Exercise
Where a line in the records holds "JSON", count it once; return only the final number.

Data excerpts
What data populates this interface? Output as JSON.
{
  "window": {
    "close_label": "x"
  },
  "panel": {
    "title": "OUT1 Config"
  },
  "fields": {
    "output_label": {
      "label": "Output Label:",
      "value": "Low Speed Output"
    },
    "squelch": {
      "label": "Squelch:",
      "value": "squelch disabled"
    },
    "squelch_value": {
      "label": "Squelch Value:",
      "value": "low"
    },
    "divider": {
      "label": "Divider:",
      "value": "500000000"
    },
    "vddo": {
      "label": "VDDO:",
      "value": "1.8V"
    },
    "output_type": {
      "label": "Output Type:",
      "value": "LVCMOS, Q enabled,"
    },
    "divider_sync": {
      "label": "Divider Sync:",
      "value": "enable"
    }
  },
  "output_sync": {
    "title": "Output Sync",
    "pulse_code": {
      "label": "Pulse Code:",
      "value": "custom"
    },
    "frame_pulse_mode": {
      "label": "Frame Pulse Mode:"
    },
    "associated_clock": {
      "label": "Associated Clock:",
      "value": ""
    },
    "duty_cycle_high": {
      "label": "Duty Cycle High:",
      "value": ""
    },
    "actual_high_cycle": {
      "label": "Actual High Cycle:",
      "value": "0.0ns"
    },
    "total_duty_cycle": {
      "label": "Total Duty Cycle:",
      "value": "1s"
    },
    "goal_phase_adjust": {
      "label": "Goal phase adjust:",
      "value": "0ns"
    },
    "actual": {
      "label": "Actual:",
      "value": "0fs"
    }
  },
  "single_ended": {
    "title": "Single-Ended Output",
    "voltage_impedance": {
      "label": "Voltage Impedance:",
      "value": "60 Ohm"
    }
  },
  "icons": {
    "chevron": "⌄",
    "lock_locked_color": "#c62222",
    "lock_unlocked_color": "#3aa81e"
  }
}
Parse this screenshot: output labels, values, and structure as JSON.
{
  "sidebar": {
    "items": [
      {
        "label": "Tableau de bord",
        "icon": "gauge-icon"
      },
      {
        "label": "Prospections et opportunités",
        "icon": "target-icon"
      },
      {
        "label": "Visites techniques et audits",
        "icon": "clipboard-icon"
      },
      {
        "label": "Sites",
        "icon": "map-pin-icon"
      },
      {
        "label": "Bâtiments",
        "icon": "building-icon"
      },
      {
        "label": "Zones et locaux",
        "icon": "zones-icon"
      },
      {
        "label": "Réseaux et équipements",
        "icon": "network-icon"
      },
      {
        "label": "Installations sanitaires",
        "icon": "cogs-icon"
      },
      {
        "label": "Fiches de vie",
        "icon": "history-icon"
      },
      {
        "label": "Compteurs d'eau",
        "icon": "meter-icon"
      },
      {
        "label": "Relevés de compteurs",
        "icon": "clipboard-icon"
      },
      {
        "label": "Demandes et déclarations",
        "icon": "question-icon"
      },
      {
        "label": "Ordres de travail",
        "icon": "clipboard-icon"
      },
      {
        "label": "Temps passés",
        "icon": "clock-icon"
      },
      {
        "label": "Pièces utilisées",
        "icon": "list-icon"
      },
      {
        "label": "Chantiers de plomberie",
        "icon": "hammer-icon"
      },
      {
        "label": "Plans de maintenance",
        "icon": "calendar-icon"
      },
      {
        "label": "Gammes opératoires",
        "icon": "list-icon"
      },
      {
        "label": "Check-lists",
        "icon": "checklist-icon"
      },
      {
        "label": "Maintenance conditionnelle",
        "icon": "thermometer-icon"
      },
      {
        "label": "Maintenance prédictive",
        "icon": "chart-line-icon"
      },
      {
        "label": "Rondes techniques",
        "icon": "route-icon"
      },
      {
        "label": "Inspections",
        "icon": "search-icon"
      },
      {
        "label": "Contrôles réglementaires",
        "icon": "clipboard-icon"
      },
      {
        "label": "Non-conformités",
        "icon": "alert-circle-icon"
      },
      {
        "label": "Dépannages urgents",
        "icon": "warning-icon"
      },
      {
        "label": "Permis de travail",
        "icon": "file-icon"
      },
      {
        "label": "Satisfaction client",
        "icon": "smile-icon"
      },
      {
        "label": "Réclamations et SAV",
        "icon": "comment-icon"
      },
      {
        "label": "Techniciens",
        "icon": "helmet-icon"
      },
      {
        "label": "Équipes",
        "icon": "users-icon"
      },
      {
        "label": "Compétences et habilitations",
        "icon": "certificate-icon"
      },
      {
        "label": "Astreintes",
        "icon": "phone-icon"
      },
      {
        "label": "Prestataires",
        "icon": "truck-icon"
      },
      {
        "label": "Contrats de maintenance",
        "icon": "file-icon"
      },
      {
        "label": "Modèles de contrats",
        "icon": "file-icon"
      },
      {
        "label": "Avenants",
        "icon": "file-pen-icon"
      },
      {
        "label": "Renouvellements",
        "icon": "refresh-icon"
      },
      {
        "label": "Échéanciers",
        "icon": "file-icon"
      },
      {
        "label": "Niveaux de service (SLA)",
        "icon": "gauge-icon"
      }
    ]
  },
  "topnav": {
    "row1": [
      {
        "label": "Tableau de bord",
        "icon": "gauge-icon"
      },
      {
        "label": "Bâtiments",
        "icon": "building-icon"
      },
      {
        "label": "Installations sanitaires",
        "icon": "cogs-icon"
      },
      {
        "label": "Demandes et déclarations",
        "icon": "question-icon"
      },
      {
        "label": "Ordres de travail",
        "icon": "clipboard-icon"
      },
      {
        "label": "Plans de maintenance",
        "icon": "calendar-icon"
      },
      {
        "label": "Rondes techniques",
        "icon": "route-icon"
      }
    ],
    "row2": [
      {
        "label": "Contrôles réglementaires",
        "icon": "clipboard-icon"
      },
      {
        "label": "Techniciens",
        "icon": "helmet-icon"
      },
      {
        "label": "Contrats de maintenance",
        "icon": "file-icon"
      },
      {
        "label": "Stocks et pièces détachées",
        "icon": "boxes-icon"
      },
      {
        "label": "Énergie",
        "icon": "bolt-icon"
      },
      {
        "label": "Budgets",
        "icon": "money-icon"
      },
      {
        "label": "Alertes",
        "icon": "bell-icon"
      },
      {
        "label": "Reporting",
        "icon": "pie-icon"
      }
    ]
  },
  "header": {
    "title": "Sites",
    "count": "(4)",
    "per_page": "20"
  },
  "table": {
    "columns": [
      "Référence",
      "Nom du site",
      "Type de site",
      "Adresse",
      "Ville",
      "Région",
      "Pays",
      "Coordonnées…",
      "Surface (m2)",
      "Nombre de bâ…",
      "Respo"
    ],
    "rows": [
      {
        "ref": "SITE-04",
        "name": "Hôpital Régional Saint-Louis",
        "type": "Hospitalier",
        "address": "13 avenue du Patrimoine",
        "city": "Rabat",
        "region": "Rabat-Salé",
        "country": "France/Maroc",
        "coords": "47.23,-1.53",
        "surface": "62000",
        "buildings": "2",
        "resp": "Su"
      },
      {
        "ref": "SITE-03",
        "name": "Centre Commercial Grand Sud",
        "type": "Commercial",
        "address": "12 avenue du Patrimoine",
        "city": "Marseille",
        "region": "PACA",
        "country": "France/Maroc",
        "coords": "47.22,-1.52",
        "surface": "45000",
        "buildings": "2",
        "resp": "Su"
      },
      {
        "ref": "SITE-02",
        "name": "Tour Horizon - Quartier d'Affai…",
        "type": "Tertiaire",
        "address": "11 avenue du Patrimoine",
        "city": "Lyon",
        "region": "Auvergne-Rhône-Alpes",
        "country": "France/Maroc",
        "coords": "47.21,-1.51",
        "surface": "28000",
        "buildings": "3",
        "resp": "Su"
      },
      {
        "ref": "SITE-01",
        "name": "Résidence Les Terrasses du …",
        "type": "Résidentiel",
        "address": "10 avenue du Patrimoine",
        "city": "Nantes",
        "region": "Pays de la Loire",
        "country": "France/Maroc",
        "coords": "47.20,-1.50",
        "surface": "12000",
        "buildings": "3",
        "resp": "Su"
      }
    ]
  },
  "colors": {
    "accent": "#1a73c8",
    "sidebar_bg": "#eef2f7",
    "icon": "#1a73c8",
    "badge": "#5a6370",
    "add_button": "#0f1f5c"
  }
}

Solution for this problem
2